As South Africans prepare to take to the roads over the holiday period, the Endangered Wildlife Trust (EWT) is asking road users to join in a campaign to address the impact of transport infrastructure on wildlife.

December sees the start of Brake for Wildlife, the EWT’s nationwide survey of roadkill sightings on South African roads. The EWT is inviting road users to add their sightings to help find out crucial information about the status of our wildlife. The EWT wants to know about travellers’ routes, and what they see along the way. Road users can take part as many times as they like during the month, and a passenger should preferably record the sightings to ensure safety at all times.

Wendy Collinson, EWT Wildlife and Roads Project Executant says: “While roadkill may not be the most pleasant subject matter, your support will help us to protect our wildlife.
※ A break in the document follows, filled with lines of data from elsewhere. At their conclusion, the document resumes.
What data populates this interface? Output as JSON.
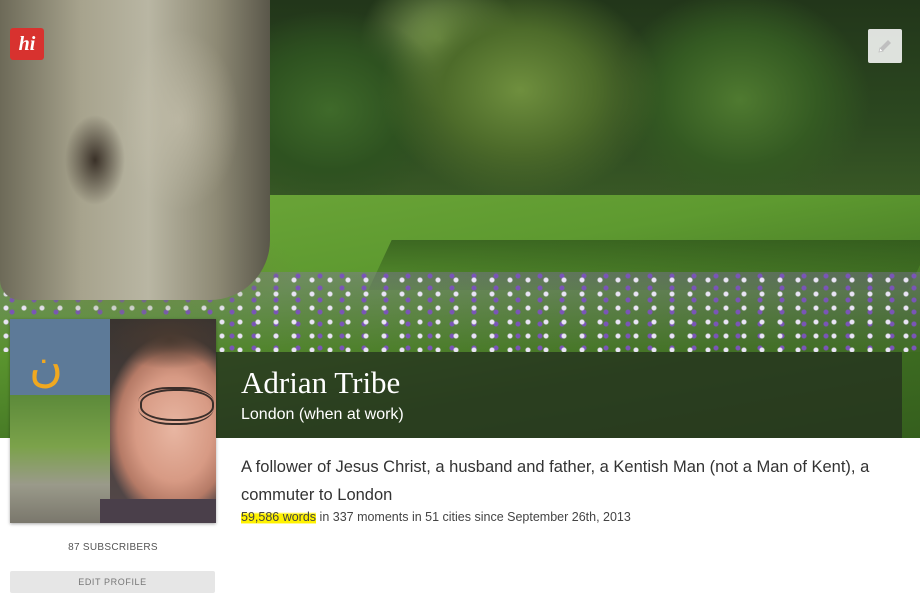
{
  "header": {
    "logo_text": "hi",
    "logo_color": "#d8322f"
  },
  "cover": {
    "edit_icon": "pencil-icon"
  },
  "profile": {
    "name": "Adrian Tribe",
    "location": "London (when at work)",
    "bio": "A follower of Jesus Christ, a husband and father, a Kentish Man (not a Man of Kent), a commuter to London",
    "stats": {
      "words": "59,586 words",
      "rest": " in 337 moments in 51 cities since September 26th, 2013",
      "highlight_color": "#fff200"
    },
    "avatar_badge": "ن",
    "avatar_badge_color": "#f0a820",
    "subscribers": "87 SUBSCRIBERS",
    "edit_profile_label": "EDIT PROFILE"
  }
}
If we know more about where particular species are being killed on our roads, we can put plans in place to lessen this impact. While we invite you to join us in our Brake for Wildlife campaign, we would also ask that you don’t put your own lives at risk in an attempt to provide information; always consider your safety and please do not use your phone while driving. Of course, the best option would be for everyone to drive responsibly, and we encourage all road users to be vigilant, thus helping to keep wildlife and people safe on the roads.”

To ensure your safety over the holiday period as well as the safety of our wildlife, here are some tips to help you stay safe on the roads:
Take special care near animal crossing warning signs or signs warning of the absence of fences. The signs are there for a reason.
Minimise your distractions from passengers, food, and accessories like cell phones. If your full attention is on the road, you’ll be more likely to spot approaching animals with your peripheral vision.
Get in the habit of scanning the roadside as you drive and be especially watchful in areas near thick bush and water.
If you see one animal, expect that there are others nearby.
Nocturnal species are the most vulnerable to being hit on roads. Drive a little slower at night and if you see an animal in the road ahead, dim your lights and hoot. Car headlights blind animals so that they don’t always move away.
Drive within the speed limit to increase your own and the animal’s reaction times. Slow down if you know there’s a possibility of wildlife coming onto the road.
Always wear safety belts.
Slowing down a little gives you and the animal more time to react – be especially cautious at night.
If the animal is in your path, brake firmly but do not swerve to avoid it. Sound your horn in a series of short bursts to frighten it away. Provided you can slow down with control, steer around the animal but stay on the road if possible. Watch out for oncoming traffic.
If a collision seems inevitable, don’t swerve to avoid the animal; your risk of injury may be greater if you do. Maintain control of the vehicle. Report the accident to the police and your insurance company.
If you hit and injure a wild animal, call the nearest wildlife rehabilitation centre or vet. Be careful of handling potentially dangerous animals yourself.
Don’t throw food scraps or other rubbish out of your car since it attracts wildlife and increases the risk of roadkill.
The following numbers are also useful to have on hand in case of an emergency while on the road:
Bakwena N1N4 toll helpdesk: 0800 225 9362
N3TC helpdesk: 0800 63 4357
TRAC N4 helpdesk: 0800 87 2264 or 082 881 4444
Roadkill data can be emailed to  or submitted via EWT’s Road Watch app. Visit the iTunes or Play store to download this app. Further details can be found on the EWT website:

When reporting roadkill, the following information should be provided:
Location of roadkill (GPS coordinates);
Identification of species (as best as possible);
Date and time it was seen; and,
Notes on the habitat type at the particular section of the route where the roadkill was located (e.g. riverine, grassland, rocky, wetland, etc.) would also be useful.
Good identification photos (particularly if the carcass is very squashed) require a little bit of attention. Only stop and take a photo if it is safe to do so, then try and record the following:
Birds: Tail and wing feathers; beak and feet (if the whole bird is no longer there); and eye.
Reptiles: Scales; head shape; foot shape (if applicable).
Amphibians: foot shape (webbed); presence of warts; colouration around head and eye.
Mammals: fur/hair colour; body size; teeth type (carnivore or herbivore).
The Wildlife and Roads Project is supported by Bridgestone SA, Ford Wildlife Foundation, N3 Toll Concession (RF) Proprietary Limited, Bakwena Platinum Corridor Concession, and Trans African Concessions (Pty) Limited (TRAC N4).

Wendy Collinson
Wildlife and Roads Project Executant
Endangered Wildlife Trust

Belinda Glenn
Marketing and Communications Manager
Endangered Wildlife Trust
Tel: +27 87 021 0398